Recently, we reported the successful annulation of COOH-functionalized MS materials with different sizes of macrocyclic rings [Fa-Kuen Shieh* et al., “Size-adjustable annular ring-functionalized mesoporous silica as effective and selective adsorbents for heavy metal ions,” RSC Adv. 3 (2013) 25686–25689]. In particular, SBA-15 MS with a specific ring size denoted as 3C-CAR-10 was synthesized and showed high adsorption capability and selectivity toward Pb2+ ions due to the “best-fit” cavity from the macrocyclic effect (Scheme 2). The macrocyclic effect, also known as the chelate effect, refers to the amazing stability of macrocyclic ligands. Macrocyclic ligands are cyclic molecules basically consisting of organic frames and heteroatoms that are capable of binding substrates tightly. Many reports have shown that metal ion complexes, e.g. alkaline and transition metals, combined with macrocycles exhibit high thermal stability and remarkable kinetic inertness due to the macrocyclic effect. Furthermore, the structure of the macrocycles and the type of donor atoms influence their selectivities toward different metal ions. Therefore, the development of a ligand with a high adsorption capability and thermal stability as well as good kinetic properties and high selectivities for specific metal ions will be performed by our laboratory in the near future.
Scheme 3: Illustration of the synthetic sequence of the complexation of heavy metal ions with annulated mesoporous silica
(b) Miniaturization of mesoporous silica materials
For the purpose of biomedicine applications, especially drug or biomolecule delivery in vivo, porous materials miniaturized into smaller or even nanosize particles offer significantly altered properties and reactivities as compared to the bulk material via increasing textural porosity and external surfaces, removing or diminishing the mass transfer limits. Currently, therefore, the exploration of synthesis strategies in order to obtain downsized or nanosized mesoporous silica materials is our major work in this area of our research.
|Taiwan||National Chiao Tung University (NCTU)||Applied Chemistry||B.S.|
|Taiwan||National Chiao Tung University (NCTU)||Biological Science and Technology||M.S.|

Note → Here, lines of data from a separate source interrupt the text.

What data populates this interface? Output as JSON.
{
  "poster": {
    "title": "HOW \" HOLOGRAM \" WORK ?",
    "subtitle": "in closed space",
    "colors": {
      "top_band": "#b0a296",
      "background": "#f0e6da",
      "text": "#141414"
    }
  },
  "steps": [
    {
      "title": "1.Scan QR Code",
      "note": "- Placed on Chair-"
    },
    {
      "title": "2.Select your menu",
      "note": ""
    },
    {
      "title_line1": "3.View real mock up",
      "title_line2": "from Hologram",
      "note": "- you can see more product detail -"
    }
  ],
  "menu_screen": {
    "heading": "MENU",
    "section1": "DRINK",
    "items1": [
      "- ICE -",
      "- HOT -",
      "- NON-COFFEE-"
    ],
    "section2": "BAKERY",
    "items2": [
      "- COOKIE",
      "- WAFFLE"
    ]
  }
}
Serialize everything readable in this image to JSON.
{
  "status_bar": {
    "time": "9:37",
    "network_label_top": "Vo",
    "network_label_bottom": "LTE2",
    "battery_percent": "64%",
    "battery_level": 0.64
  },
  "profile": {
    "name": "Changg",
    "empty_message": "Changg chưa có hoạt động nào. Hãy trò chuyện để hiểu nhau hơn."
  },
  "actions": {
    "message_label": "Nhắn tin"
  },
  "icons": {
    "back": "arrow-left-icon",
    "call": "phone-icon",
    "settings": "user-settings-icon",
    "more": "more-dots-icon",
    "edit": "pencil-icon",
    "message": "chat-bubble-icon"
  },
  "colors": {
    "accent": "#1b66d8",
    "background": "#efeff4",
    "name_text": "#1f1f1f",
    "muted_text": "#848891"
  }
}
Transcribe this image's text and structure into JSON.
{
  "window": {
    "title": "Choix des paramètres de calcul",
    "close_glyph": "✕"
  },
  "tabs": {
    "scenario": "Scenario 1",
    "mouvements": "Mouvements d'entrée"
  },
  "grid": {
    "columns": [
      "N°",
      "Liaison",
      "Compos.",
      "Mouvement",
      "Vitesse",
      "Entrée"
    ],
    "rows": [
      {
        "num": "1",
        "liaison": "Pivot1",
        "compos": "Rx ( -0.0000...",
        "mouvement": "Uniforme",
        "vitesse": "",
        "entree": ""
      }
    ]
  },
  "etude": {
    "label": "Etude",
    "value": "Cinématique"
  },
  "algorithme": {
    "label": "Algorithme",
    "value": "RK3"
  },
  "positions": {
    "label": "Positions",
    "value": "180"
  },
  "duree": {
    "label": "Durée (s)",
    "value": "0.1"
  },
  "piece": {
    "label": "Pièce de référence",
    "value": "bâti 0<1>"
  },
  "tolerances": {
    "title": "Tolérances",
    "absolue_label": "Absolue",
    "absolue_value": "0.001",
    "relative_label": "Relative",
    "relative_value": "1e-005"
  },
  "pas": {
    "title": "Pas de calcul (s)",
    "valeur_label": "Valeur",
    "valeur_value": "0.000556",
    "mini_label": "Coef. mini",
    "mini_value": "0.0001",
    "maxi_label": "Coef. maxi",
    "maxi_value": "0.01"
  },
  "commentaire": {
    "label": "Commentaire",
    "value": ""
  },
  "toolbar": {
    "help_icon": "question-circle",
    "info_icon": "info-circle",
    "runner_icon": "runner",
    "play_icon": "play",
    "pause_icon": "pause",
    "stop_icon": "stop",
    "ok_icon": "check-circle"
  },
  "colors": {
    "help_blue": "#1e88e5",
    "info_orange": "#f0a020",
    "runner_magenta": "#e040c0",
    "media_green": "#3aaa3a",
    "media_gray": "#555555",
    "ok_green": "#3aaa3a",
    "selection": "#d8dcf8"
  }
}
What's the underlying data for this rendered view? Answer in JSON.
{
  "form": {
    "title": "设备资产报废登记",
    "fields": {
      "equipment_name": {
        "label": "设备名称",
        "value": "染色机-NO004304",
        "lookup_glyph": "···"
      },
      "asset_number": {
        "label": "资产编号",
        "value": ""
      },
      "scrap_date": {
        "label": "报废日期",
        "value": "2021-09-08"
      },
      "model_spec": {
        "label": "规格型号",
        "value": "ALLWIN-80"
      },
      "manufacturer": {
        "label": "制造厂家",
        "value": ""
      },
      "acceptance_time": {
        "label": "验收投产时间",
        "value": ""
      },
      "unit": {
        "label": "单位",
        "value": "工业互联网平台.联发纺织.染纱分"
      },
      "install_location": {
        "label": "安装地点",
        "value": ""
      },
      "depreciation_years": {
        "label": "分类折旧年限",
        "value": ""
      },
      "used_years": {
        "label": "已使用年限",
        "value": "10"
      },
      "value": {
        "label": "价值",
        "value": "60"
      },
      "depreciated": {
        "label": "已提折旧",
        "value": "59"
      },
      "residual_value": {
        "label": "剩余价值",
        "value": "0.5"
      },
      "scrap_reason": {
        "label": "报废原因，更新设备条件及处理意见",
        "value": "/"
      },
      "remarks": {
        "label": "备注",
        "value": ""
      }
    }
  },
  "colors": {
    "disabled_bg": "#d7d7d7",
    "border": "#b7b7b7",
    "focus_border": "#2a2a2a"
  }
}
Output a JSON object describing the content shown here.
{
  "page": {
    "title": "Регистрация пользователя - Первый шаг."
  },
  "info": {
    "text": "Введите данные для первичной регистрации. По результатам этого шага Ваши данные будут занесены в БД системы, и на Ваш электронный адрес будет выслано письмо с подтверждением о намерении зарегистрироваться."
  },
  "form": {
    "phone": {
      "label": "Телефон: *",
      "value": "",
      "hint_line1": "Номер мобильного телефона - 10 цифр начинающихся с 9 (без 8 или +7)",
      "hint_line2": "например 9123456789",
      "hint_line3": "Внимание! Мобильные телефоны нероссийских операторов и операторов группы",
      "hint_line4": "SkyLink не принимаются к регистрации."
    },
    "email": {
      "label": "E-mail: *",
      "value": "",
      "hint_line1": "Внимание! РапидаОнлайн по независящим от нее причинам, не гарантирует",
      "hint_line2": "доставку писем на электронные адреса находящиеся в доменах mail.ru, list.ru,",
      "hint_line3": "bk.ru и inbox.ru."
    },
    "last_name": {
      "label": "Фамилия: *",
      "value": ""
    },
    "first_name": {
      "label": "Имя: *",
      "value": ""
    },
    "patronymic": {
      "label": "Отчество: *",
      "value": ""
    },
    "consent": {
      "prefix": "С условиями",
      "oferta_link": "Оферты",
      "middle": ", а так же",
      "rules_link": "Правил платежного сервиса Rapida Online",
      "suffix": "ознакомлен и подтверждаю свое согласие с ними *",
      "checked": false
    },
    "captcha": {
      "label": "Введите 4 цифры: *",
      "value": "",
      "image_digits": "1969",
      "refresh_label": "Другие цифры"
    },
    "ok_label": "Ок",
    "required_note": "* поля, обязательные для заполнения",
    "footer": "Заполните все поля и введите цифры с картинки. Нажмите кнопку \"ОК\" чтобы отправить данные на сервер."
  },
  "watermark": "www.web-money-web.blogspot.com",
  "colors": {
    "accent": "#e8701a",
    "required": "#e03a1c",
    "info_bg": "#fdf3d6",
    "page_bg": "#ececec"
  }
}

|U.S.A.||University of California at Santa Barbara (UCSB)||Chemistry and Biochemistry||Ph.D.|
|Organization Title||Department||Job Title||Duration|
|2019.07 ~ 2019.09|
|2018.08 ~ 2020.07|
|2018.08 ~ Up to today|
|2017.07 ~ 2017.10|
|National Central University （NCU）||Chemistry||Associate Professor||2014.08 ~ 2018.07|
|National Central University (NCU)||Chemistry||Assistant Professor||2008.01 ~ 2014.07|
|University of California at Los Angeles (UCLA)||Chemistry||Postdoctoral Research Associate||2007.08 ~ 2008.07|
|University of California at Santa Barbara (UCSB)||Chemistry||Postdoctoral Research Associate||2007.02 ~ 2007.07|
|University of Alabama at Birmingham (UAB)||Chemistry||Doctoral Training in Forensic Science||2001.01 ~ 2002.01|
|Honor Category||Year||Award Name||Awarding Unit|
|Outside School Honor||2021|
|Inside School Honor||2021||Outstanding paper Award in College of Science in NCU|
|Inside School Honor||2021||Outstanding paper Award in College of Science in NCU|
|Inside School Honor||2013||Outstanding paper Award in College of Science in NCU|
|Inside School Honor||2011||Outstanding Teaching Award in College of Science in NCU|
|Outside School Honor||1999||Government Funded Student Award, Ministry of Education in Taiwan.|